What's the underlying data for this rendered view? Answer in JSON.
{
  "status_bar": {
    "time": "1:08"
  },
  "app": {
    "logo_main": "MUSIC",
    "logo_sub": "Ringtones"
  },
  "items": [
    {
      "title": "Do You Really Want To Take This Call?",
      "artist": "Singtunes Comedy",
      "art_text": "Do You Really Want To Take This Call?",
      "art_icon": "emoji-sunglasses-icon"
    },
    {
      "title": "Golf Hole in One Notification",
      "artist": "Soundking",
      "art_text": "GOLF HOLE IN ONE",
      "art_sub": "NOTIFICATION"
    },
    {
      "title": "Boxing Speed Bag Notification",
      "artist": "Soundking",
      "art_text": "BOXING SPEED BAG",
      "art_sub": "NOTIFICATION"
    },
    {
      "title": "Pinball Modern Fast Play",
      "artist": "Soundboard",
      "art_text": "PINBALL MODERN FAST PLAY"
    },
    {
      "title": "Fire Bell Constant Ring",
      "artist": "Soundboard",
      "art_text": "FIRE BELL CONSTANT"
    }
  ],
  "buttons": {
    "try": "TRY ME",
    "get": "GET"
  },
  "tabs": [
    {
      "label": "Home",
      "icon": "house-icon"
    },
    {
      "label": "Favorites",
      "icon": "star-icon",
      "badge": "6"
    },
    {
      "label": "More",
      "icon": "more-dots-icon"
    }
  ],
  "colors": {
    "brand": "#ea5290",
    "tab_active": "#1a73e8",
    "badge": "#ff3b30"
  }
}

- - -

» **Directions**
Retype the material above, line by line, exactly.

» **Answer box**
What's the underlying data for this rendered view? Answer in JSON.
{
  "status_bar": {
    "time": "1:08"
  },
  "app": {
    "logo_main": "MUSIC",
    "logo_sub": "Ringtones"
  },
  "items": [
    {
      "title": "Do You Really Want To Take This Call?",
      "artist": "Singtunes Comedy",
      "art_text": "Do You Really Want To Take This Call?",
      "art_icon": "emoji-sunglasses-icon"
    },
    {
      "title": "Golf Hole in One Notification",
      "artist": "Soundking",
      "art_text": "GOLF HOLE IN ONE",
      "art_sub": "NOTIFICATION"
    },
    {
      "title": "Boxing Speed Bag Notification",
      "artist": "Soundking",
      "art_text": "BOXING SPEED BAG",
      "art_sub": "NOTIFICATION"
    },
    {
      "title": "Pinball Modern Fast Play",
      "artist": "Soundboard",
      "art_text": "PINBALL MODERN FAST PLAY"
    },
    {
      "title": "Fire Bell Constant Ring",
      "artist": "Soundboard",
      "art_text": "FIRE BELL CONSTANT"
    }
  ],
  "buttons": {
    "try": "TRY ME",
    "get": "GET"
  },
  "tabs": [
    {
      "label": "Home",
      "icon": "house-icon"
    },
    {
      "label": "Favorites",
      "icon": "star-icon",
      "badge": "6"
    },
    {
      "label": "More",
      "icon": "more-dots-icon"
    }
  ],
  "colors": {
    "brand": "#ea5290",
    "tab_active": "#1a73e8",
    "badge": "#ff3b30"
  }
}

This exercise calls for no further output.